Same data, gentler framing: State publishes previously suppressed wage analysis for Alaska teachers

By: Claire Stremple/Alaska Beacon
The halls are lined with lockers and portraits of elders at the Anna Tobeluk Memorial School in Nunapitchuk, Alaska. October 12, 2023. (Photo by Claire Stremple/Alaska Beacon)

Juneau, Alaska (Alaska Beacon) – An article in the latest issue of the Alaska Department of Labor and Workforce Development’s magazine outlines the data behind shrinking teacher wages in Alaska.

Dunleavy administration staff stopped the publication of the article last month, which was slated to be the cover article. It was published in this month’s issue, but not as a cover article and with a different headline, after reporting from multiple news outlets and op-ed pieces from current and former Labor Department leaders who expressed their discontent with what they said was censorship and suppression of state data.

The new framing of the article is gentler: The headline went from “Teachers’ shrinking wage advantage” to “How teachers’ wages compare,” but little in the article itself changed at all.

The numbers bear out what teachers and education advocates have said for years: Alaska’s teacher wages have dropped and it is the only state in the country without a defined pension for teachers.

Between the 1980s and the 1990s, Alaska lost much of its competitive pay advantage, or pay premium, which has hovered closer to the average national pay since. New teachers now make less over the course of their careers — educators who started careers in fiscal year 2012 earned roughly $2,000 per year less than those who did 10 years before — and the state is losing teachers faster than it can hire them.
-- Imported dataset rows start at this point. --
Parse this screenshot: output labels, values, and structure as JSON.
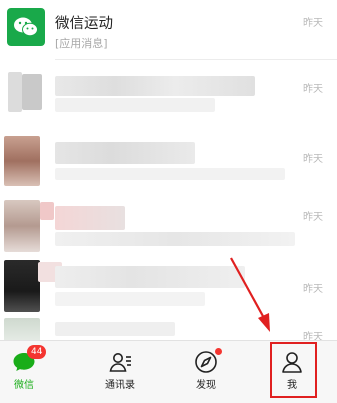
{
  "chats": [
    {
      "title": "微信运动",
      "subtitle": "[应用消息]",
      "time": "昨天"
    },
    {
      "title": "",
      "subtitle": "",
      "time": "昨天"
    },
    {
      "title": "",
      "subtitle": "",
      "time": "昨天"
    },
    {
      "title": "",
      "subtitle": "",
      "time": "昨天"
    },
    {
      "title": "",
      "subtitle": "",
      "time": "昨天"
    },
    {
      "title": "",
      "subtitle": "",
      "time": "昨天"
    }
  ],
  "tabbar": {
    "items": [
      {
        "label": "微信",
        "icon": "chat-bubble-icon",
        "badge": "44",
        "active": true
      },
      {
        "label": "通讯录",
        "icon": "contacts-icon"
      },
      {
        "label": "发现",
        "icon": "compass-icon",
        "dot": true
      },
      {
        "label": "我",
        "icon": "person-icon"
      }
    ]
  },
  "colors": {
    "wechat_green": "#1aad19",
    "badge_red": "#f43530",
    "annotation_red": "#e02020"
  }
}
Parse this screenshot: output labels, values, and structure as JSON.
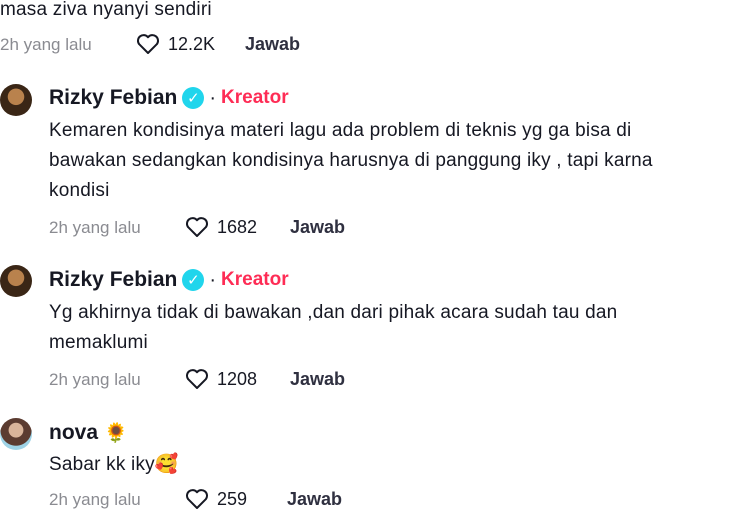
{
  "top_comment": {
    "text": "masa ziva nyanyi sendiri",
    "time": "2h yang lalu",
    "likes": "12.2K",
    "reply": "Jawab"
  },
  "replies": [
    {
      "name": "Rizky Febian",
      "badge": "Kreator",
      "lines": [
        "Kemaren kondisinya materi lagu ada problem di teknis yg ga bisa di",
        "bawakan sedangkan kondisinya harusnya di panggung iky , tapi karna",
        "kondisi"
      ],
      "time": "2h yang lalu",
      "likes": "1682",
      "reply": "Jawab"
    },
    {
      "name": "Rizky Febian",
      "badge": "Kreator",
      "lines": [
        "Yg akhirnya tidak di bawakan ,dan dari pihak acara sudah tau dan",
        "memaklumi"
      ],
      "time": "2h yang lalu",
      "likes": "1208",
      "reply": "Jawab"
    },
    {
      "name": "nova",
      "name_emoji": "🌻",
      "lines": [
        "Sabar kk iky🥰"
      ],
      "time": "2h yang lalu",
      "likes": "259",
      "reply": "Jawab"
    }
  ]
}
The report comes as Alaska school districts report problems hiring teachers. Earlier this year, Dunleavy vetoed half of a $175 million one-time boost to education funding that was approved by the Legislature.